● **Dataset**:
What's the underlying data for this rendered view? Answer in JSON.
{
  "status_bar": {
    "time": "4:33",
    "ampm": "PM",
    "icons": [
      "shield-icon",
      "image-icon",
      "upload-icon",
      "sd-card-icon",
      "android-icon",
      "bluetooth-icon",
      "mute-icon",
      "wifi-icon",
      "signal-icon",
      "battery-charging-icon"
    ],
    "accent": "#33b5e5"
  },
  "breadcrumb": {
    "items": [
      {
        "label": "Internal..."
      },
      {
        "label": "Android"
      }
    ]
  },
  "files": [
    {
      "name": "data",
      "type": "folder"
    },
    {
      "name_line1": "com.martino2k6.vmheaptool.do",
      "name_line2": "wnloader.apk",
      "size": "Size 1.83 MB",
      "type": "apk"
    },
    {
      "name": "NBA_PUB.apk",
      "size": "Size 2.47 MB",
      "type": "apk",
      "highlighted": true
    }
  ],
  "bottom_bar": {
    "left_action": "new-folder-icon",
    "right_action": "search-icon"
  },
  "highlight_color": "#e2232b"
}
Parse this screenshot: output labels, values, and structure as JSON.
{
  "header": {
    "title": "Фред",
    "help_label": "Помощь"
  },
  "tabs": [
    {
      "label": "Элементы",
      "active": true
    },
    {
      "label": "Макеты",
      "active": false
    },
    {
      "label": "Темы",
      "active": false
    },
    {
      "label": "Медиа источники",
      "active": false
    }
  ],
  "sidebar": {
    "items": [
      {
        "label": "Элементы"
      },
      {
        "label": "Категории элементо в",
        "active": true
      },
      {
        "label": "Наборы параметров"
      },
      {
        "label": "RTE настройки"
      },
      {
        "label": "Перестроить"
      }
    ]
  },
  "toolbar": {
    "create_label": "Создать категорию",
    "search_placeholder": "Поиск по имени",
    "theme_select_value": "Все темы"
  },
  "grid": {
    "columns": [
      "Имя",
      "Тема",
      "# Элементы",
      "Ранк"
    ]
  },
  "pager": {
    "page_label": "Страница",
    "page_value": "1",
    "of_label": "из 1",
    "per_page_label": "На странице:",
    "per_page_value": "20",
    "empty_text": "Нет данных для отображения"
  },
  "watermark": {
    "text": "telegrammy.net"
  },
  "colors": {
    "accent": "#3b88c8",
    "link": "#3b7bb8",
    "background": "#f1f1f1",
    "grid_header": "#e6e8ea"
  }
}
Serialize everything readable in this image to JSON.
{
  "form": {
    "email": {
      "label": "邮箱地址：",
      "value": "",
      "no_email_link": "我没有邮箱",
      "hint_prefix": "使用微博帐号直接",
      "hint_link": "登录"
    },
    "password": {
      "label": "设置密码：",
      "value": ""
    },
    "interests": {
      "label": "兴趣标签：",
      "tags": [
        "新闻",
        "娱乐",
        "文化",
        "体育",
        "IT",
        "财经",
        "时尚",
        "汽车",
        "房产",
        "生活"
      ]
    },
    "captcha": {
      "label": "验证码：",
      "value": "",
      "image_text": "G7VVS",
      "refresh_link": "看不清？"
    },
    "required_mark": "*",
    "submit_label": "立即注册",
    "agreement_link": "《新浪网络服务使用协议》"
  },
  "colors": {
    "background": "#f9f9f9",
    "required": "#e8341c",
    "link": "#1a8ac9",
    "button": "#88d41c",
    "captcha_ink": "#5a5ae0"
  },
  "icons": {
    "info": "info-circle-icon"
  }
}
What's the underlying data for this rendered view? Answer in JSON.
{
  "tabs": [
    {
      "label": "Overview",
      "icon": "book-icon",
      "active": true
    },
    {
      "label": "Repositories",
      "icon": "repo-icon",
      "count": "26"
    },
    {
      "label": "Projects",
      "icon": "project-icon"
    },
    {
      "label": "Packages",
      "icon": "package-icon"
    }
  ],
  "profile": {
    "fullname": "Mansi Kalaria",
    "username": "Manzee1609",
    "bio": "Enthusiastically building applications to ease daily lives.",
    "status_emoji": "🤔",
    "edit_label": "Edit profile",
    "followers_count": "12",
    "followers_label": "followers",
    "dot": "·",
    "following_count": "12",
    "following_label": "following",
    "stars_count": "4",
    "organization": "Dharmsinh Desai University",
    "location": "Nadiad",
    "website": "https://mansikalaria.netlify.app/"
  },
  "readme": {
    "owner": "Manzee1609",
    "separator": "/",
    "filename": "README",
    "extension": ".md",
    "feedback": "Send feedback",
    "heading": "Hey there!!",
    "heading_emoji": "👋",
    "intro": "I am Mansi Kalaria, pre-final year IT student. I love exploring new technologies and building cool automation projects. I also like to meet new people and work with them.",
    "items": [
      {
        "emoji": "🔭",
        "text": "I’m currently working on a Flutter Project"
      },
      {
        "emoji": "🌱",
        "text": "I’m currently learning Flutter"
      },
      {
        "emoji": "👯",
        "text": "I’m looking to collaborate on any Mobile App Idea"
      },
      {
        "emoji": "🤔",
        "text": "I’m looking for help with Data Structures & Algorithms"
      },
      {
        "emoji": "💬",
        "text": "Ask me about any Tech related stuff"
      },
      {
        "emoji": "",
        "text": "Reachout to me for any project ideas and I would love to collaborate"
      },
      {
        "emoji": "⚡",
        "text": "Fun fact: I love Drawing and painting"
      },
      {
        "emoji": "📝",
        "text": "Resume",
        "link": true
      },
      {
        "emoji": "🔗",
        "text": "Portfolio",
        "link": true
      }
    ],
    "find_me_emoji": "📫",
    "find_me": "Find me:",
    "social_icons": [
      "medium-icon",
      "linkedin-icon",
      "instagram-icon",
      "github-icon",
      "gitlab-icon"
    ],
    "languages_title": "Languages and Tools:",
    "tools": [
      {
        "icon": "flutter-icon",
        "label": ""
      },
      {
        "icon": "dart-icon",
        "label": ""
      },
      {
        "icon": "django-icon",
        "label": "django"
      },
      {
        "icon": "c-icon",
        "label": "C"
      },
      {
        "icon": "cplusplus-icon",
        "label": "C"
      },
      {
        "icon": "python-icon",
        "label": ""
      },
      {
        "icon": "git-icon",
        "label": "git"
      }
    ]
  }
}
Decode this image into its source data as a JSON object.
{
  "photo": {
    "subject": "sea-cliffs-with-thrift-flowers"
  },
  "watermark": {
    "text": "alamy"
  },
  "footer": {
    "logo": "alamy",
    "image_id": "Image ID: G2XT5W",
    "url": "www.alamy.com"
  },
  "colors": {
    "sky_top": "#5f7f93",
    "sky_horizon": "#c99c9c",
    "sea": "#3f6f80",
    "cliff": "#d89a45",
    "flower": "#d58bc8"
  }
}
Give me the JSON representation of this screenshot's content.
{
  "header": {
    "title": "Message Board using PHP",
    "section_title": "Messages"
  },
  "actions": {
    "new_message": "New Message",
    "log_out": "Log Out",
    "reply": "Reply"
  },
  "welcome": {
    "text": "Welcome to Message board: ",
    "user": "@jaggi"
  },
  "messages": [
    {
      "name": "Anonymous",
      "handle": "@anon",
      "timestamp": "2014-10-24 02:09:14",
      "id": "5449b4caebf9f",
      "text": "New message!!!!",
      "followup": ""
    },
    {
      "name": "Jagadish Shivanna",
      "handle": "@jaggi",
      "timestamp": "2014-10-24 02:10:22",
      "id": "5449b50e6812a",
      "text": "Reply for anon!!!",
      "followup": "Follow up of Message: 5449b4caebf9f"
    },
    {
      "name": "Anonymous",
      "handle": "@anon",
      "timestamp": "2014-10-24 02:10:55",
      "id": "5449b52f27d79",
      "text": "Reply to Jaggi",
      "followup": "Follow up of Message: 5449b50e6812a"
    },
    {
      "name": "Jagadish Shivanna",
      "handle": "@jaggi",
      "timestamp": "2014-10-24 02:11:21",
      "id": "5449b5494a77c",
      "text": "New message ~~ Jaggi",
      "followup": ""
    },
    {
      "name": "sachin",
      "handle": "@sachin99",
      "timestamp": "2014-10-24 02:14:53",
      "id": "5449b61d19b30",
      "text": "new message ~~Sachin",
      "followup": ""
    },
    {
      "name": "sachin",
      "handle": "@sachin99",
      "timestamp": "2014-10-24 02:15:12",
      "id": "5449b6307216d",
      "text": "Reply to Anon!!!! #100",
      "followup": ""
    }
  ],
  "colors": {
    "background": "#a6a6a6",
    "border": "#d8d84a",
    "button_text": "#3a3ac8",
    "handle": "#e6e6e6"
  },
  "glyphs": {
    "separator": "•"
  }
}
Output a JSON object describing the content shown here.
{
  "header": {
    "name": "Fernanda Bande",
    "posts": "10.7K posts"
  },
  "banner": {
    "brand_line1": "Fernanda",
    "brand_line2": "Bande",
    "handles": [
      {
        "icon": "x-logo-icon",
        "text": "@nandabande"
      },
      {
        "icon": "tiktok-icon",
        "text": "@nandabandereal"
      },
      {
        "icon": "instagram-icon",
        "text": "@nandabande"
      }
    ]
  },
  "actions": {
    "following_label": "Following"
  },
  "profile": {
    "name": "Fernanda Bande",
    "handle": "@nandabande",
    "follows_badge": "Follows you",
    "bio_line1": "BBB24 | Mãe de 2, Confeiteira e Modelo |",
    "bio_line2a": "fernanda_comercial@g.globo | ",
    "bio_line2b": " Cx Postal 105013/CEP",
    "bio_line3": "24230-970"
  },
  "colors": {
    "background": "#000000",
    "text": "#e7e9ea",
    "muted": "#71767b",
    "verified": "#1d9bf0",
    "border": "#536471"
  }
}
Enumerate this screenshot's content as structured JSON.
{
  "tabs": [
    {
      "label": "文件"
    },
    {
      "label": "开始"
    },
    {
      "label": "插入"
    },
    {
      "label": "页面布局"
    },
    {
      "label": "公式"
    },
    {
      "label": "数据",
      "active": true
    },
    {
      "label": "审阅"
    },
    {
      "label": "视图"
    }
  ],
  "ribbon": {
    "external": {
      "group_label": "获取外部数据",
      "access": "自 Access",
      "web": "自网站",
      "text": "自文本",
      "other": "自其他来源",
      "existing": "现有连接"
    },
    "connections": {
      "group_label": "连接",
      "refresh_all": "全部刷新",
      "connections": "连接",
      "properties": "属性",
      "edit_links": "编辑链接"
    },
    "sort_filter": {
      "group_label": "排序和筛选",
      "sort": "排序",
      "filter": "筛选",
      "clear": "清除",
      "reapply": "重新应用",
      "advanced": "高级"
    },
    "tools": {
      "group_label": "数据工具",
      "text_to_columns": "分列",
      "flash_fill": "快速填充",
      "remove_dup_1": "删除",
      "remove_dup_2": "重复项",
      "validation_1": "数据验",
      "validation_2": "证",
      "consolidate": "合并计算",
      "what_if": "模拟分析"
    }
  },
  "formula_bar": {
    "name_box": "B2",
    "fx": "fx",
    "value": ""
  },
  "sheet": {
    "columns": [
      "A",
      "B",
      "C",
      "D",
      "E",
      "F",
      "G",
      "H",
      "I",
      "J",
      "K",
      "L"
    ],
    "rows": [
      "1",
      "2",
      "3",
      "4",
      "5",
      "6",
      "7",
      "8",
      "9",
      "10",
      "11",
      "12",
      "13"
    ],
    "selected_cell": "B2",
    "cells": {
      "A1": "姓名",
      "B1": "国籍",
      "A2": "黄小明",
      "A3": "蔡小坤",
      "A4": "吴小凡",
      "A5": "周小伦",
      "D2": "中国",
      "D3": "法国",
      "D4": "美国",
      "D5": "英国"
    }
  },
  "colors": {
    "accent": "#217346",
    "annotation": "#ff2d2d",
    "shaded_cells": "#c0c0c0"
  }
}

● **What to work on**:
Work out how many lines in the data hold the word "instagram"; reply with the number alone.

● **Task answer**:
2